Getting Started

This document briefly describes how you can use DAMON by demonstrating its default user space tool. Please note that this document describes only a part of its features for brevity. Please refer to Detailed Usages for more details.


Follow below 5 commands to monitor and visualize the access pattern of your workload.

$ git clone -b damon/master
/* build the kernel with CONFIG_DAMON=y, install, reboot */
$ mount -t debugfs none /sys/kernel/debug/
$ cd linux/tools/damon
$ ./damo record $(pidof <your workload>)
$ ./damo report heats --heatmap access_pattern.png



You should first ensure your system is running on a kernel built with CONFIG_DAMON. If the value is set to m, load the module first:

# modprobe damon

User Space Tool

For the demonstration, we will use the default user space tool for DAMON, called DAMON Operator (DAMO). It is located at tools/damon/damo of the kernel source tree. For brevity, below examples assume you set $PATH to point it. It’s not mandatory, though.

Because DAMO is using the debugfs interface (refer to Detailed Usages for the detail) of DAMON, you should ensure debugfs is mounted. Mount it manually as below:

# mount -t debugfs none /sys/kernel/debug/

or append below line to your /etc/fstab file so that your system can automatically mount debugfs from next booting:

debugfs /sys/kernel/debug debugfs defaults 0 0

Recording Data Access Patterns

Below commands record memory access pattern of a program and save the monitoring results in a file.

$ git clone
$ cd masim; make; ./masim ./configs/zigzag.cfg &
$ sudo damo record -o $(pidof masim)

The first two lines of the commands get an artificial memory access generator program and runs it in the background. It will repeatedly access two 100 MiB sized memory regions one by one. You can substitute this with your real workload. The last line asks damo to record the access pattern in file.

Visualizing Recorded Patterns

Below three commands visualize the recorded access patterns into three image files.

$ damo report heats --heatmap access_pattern_heatmap.png
$ damo report wss --range 0 101 1 --plot wss_dist.png
$ damo report wss --range 0 101 1 --sortby time --plot wss_chron_change.png
  • access_pattern_heatmap.png will show the data access pattern in a heatmap, which shows when (x-axis) what memory region (y-axis) is how frequently accessed (color).
  • wss_dist.png will show the distribution of the working set size.
  • wss_chron_change.png will show how the working set size has chronologically changed.

Below are the three images. You can show those made with other realistic workloads at external web pages [1] [2] [3].

the access pattern in heatmap format

The access pattern in heatmap format.

the distribution of working set size

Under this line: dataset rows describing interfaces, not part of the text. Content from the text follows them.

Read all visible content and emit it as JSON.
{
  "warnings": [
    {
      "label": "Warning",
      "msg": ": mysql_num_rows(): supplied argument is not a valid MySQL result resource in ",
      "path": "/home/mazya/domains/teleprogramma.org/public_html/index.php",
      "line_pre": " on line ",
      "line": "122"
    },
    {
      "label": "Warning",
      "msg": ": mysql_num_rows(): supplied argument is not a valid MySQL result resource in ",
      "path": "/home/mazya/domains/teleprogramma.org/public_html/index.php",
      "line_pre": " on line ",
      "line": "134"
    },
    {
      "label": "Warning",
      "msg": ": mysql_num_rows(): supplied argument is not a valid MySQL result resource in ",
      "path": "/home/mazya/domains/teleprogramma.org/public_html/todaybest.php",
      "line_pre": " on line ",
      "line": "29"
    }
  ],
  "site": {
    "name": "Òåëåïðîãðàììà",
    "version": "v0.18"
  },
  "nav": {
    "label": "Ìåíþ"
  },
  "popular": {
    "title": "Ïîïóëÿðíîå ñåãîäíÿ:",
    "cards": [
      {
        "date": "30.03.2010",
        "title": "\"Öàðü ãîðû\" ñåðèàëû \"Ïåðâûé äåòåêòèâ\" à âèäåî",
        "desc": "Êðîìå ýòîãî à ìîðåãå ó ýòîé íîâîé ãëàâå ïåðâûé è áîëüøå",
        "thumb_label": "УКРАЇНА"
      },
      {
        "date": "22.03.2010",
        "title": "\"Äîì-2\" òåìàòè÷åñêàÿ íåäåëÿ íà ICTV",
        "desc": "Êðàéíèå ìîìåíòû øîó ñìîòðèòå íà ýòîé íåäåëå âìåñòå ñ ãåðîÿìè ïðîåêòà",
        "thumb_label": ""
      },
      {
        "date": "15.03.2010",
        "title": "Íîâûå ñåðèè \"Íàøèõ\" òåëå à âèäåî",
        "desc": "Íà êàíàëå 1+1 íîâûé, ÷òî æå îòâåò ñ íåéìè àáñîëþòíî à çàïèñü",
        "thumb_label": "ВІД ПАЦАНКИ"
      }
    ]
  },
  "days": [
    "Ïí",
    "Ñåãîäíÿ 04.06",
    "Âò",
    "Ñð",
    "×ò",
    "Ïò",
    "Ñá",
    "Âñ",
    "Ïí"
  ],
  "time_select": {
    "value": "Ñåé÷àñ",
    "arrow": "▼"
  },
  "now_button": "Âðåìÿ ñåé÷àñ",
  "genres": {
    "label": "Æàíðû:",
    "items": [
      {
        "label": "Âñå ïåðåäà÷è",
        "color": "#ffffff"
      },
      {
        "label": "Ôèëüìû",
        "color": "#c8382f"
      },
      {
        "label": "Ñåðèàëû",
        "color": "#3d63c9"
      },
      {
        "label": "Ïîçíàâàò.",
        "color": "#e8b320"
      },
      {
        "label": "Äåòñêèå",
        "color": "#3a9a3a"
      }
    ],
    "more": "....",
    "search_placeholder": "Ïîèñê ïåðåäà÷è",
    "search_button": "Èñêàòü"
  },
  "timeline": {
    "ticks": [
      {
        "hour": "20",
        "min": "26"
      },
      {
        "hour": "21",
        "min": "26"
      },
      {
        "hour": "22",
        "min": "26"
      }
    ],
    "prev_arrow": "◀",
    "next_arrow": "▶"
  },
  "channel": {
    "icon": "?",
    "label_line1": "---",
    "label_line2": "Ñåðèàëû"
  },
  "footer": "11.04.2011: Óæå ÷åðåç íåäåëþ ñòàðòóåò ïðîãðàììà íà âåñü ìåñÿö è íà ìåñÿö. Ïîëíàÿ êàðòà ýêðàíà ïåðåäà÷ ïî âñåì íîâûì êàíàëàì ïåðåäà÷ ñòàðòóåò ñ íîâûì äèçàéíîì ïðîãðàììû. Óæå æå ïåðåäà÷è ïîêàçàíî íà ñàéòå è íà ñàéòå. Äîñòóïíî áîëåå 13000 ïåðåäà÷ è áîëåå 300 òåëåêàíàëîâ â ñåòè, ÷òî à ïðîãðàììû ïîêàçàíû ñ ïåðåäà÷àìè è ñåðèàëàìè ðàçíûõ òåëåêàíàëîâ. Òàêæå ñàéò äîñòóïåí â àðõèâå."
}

The distribution of working set size.

the chronological changes of working set size

The chronological changes of working set size.

Data Access Pattern Aware Memory Management

Below three commands make every memory region of size >=4K that doesn’t accessed for >=60 seconds in your workload to be swapped out.

$ echo "#min-size max-size min-acc max-acc min-age max-age action" > scheme
$ echo "4K        max      0       0       60s     max     pageout" >> scheme
$ damo schemes -c my_thp_scheme <pid of your workload>